> [Assignment]
As you look over the data below, please find each line where the word "Riegraf" appears, then copy it.

> [Provided information]
Segment Open
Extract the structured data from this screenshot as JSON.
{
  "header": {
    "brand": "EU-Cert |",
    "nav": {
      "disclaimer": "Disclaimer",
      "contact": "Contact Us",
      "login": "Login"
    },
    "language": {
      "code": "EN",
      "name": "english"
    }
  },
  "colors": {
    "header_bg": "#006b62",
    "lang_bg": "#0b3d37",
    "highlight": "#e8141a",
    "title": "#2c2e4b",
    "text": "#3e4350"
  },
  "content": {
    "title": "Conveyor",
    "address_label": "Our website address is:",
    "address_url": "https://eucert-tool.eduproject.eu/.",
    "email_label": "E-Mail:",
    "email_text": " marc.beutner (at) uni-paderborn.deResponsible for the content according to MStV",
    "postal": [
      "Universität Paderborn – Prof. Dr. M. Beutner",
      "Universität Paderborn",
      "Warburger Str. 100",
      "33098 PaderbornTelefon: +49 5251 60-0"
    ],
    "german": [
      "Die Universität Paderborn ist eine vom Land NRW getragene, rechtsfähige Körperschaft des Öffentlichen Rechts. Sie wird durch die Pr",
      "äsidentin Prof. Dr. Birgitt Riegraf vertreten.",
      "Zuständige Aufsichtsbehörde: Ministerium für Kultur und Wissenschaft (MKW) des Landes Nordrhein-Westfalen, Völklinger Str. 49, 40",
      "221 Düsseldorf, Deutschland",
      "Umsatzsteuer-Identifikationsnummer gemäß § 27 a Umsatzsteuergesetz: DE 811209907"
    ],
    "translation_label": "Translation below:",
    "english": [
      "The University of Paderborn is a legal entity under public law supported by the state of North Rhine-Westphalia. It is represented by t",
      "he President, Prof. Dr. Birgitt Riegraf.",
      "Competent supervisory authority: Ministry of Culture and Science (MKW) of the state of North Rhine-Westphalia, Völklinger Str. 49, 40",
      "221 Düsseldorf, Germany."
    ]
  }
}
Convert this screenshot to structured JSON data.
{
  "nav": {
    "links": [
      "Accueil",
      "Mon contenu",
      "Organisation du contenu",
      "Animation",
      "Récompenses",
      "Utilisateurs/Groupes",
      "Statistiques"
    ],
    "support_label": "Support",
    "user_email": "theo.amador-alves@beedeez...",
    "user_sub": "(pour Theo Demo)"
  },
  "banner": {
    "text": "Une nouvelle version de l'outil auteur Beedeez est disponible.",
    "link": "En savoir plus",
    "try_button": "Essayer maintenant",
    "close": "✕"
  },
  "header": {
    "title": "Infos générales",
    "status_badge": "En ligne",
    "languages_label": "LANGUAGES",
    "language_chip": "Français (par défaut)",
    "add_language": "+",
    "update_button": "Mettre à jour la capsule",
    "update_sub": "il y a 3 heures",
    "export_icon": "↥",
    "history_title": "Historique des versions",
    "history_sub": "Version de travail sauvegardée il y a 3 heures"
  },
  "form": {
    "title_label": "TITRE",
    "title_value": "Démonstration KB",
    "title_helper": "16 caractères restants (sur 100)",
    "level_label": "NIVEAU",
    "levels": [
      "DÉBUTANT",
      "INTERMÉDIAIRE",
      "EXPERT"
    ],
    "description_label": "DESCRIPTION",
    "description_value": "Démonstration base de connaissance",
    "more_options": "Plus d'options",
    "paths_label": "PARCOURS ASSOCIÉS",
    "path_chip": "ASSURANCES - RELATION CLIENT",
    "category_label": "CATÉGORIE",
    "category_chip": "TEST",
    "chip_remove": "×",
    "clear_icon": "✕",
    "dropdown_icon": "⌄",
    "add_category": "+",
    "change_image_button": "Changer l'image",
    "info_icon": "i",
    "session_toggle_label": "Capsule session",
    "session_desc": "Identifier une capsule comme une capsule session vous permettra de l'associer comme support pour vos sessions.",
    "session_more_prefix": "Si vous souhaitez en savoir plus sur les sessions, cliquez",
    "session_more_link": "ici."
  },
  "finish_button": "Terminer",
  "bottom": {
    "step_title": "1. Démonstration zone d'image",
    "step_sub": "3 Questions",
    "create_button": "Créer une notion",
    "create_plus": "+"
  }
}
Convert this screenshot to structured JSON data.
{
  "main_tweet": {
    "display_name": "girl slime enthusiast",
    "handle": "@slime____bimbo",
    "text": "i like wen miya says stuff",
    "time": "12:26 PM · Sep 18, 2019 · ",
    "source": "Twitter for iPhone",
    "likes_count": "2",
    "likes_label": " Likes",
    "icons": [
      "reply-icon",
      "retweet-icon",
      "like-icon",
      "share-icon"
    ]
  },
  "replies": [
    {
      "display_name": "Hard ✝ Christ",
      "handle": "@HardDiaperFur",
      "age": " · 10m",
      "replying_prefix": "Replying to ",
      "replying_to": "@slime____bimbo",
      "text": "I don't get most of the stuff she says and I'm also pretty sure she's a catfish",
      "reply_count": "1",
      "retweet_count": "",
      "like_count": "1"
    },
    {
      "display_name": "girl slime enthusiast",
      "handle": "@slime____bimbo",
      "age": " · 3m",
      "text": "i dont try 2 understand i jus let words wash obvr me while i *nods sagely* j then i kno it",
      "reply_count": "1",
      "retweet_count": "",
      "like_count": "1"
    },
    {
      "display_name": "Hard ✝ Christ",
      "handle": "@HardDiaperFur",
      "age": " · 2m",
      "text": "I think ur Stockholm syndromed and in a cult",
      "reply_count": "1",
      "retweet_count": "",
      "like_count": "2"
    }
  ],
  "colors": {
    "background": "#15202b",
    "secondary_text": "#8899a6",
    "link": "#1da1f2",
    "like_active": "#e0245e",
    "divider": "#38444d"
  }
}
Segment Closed
> [Exercise output]
      "äsidentin Prof. Dr. Birgitt Riegraf vertreten.",
      "he President, Prof. Dr. Birgitt Riegraf.",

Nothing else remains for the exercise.